> The task
Look through the entries below and count the lines that contain "structure". Reply with that number only.

> Component data from apps and pages

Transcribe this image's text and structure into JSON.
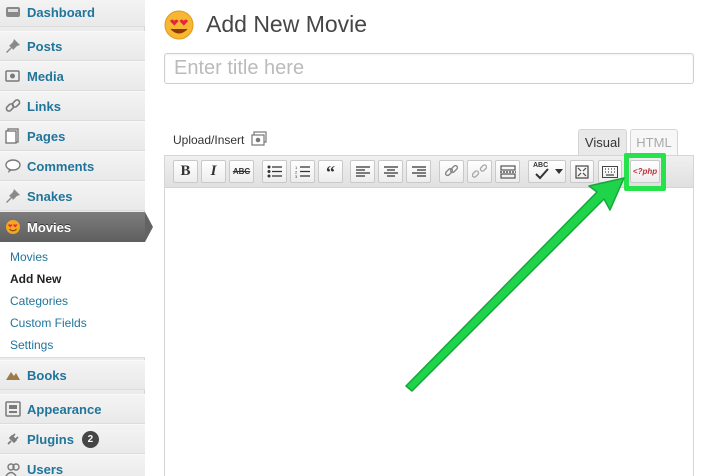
{
  "sidebar": {
    "dashboard": "Dashboard",
    "posts": "Posts",
    "media": "Media",
    "links": "Links",
    "pages": "Pages",
    "comments": "Comments",
    "snakes": "Snakes",
    "movies": "Movies",
    "submenu": [
      "Movies",
      "Add New",
      "Categories",
      "Custom Fields",
      "Settings"
    ],
    "books": "Books",
    "appearance": "Appearance",
    "plugins": "Plugins",
    "plugins_badge": "2",
    "users": "Users"
  },
  "page": {
    "title": "Add New Movie",
    "title_placeholder": "Enter title here",
    "upload_insert": "Upload/Insert"
  },
  "editor": {
    "tab_visual": "Visual",
    "tab_html": "HTML",
    "bold_label": "B",
    "italic_label": "I",
    "strike_label": "ABC",
    "quote_label": "“",
    "spellcheck_label": "ABC",
    "php_label": "<?php"
  },
  "colors": {
    "link": "#21759b",
    "highlight": "#26e34b",
    "current_menu": "#6b6b6b"
  }
}
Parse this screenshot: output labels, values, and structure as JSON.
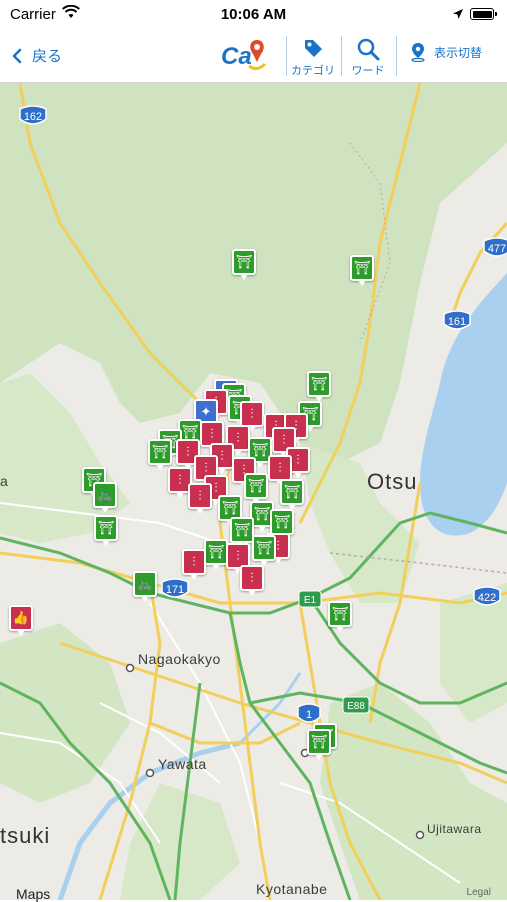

> Answer space
2